-- Opening Marker --
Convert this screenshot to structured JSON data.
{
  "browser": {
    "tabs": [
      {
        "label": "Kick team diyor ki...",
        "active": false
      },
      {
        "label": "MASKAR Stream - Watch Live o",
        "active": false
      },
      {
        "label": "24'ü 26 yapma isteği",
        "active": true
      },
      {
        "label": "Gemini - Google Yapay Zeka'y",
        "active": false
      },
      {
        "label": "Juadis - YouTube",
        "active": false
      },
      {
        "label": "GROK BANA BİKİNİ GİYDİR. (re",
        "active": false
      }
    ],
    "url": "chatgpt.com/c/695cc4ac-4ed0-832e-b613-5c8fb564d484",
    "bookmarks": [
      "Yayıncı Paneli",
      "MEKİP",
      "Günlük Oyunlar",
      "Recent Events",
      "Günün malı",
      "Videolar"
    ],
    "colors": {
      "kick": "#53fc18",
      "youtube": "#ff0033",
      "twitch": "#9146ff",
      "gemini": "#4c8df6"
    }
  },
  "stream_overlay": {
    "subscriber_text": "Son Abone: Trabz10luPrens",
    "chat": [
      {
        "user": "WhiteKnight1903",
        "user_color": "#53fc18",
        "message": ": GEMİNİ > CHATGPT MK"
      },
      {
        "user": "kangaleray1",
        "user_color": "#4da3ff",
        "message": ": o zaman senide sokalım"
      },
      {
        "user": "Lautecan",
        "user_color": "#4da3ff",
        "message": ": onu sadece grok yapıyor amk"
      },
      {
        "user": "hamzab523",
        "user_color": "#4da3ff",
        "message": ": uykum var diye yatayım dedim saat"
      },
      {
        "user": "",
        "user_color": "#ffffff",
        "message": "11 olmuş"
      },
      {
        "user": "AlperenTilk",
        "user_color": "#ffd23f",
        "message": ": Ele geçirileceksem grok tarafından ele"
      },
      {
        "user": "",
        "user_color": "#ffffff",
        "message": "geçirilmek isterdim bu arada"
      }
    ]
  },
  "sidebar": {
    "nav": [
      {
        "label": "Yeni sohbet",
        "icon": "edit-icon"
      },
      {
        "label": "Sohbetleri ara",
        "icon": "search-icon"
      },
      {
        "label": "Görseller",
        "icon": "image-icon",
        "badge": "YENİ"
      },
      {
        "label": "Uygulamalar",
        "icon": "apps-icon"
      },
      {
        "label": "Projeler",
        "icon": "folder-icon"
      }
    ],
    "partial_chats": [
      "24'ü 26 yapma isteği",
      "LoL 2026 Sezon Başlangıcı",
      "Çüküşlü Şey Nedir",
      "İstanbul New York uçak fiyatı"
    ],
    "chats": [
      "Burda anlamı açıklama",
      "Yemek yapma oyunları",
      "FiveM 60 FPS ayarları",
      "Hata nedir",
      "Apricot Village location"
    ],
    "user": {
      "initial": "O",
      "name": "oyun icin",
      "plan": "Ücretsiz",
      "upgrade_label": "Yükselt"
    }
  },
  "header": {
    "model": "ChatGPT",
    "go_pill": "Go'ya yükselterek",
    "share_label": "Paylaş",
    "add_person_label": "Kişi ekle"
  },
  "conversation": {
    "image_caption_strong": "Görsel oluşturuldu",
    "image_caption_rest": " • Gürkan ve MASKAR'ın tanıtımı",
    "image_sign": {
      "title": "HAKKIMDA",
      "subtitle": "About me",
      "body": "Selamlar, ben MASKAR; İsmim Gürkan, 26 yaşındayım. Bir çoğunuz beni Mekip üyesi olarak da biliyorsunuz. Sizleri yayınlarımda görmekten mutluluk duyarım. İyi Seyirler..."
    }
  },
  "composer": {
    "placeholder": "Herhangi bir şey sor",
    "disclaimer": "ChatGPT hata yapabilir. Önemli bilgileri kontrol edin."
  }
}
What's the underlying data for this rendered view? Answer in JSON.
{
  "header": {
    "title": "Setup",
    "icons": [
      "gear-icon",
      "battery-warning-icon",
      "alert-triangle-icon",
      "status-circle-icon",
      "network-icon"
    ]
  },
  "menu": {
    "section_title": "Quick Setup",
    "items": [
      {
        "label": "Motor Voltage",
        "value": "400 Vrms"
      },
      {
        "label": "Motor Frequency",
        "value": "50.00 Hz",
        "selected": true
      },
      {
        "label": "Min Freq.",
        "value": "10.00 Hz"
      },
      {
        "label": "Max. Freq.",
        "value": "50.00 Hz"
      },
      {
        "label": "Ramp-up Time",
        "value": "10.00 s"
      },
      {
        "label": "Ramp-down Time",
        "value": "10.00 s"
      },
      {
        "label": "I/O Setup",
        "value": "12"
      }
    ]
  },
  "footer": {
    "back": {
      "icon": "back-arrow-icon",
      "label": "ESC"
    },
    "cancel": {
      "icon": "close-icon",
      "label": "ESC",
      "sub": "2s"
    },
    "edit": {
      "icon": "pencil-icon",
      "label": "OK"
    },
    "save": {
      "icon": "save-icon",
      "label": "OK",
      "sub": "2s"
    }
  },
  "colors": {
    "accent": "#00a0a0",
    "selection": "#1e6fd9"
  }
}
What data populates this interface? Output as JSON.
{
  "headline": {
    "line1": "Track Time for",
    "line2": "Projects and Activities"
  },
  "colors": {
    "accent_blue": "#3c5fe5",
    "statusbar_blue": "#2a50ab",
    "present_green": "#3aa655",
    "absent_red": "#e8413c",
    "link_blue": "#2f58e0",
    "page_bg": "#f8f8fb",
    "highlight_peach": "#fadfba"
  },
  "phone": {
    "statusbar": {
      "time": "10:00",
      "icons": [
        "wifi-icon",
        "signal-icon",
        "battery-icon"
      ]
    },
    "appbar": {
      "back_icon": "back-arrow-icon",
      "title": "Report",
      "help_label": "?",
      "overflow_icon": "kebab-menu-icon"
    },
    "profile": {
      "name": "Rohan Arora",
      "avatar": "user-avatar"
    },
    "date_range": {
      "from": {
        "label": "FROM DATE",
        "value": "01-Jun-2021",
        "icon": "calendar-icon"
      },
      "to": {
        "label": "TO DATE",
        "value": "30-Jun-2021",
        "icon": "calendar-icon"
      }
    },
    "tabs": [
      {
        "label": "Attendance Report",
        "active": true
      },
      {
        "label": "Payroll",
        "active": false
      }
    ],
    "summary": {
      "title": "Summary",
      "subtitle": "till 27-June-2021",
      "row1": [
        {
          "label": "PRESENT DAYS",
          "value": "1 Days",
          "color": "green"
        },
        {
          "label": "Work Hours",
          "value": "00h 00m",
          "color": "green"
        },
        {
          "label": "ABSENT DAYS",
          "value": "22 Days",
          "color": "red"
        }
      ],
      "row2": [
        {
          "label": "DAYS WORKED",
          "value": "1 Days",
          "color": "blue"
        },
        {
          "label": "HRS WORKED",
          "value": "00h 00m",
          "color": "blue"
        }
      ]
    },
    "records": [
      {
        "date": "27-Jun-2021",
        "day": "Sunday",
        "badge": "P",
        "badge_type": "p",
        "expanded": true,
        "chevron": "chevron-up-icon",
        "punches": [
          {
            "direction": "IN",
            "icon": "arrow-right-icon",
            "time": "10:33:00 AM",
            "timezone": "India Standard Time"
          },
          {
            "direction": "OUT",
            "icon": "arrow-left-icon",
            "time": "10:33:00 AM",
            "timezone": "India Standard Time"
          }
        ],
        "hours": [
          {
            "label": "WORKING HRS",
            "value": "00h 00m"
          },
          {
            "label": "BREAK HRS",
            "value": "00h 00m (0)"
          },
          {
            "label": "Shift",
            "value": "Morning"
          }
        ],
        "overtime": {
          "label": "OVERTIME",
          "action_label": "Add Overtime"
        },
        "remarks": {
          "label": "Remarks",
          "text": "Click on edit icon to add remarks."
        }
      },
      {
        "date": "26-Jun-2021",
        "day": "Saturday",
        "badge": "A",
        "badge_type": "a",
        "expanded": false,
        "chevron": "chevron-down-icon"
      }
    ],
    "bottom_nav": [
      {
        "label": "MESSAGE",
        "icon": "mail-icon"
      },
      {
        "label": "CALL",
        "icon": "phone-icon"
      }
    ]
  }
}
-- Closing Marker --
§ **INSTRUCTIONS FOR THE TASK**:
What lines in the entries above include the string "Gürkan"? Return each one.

§ **RESPONSE TO THE EXERCISE**:
    "image_caption_rest": " • Gürkan ve MASKAR'ın tanıtımı",
      "body": "Selamlar, ben MASKAR; İsmim Gürkan, 26 yaşındayım. Bir çoğunuz beni Mekip üyesi olarak da biliyorsunuz. Sizleri yayınlarımda görmekten mutluluk duyarım. İyi Seyirler..."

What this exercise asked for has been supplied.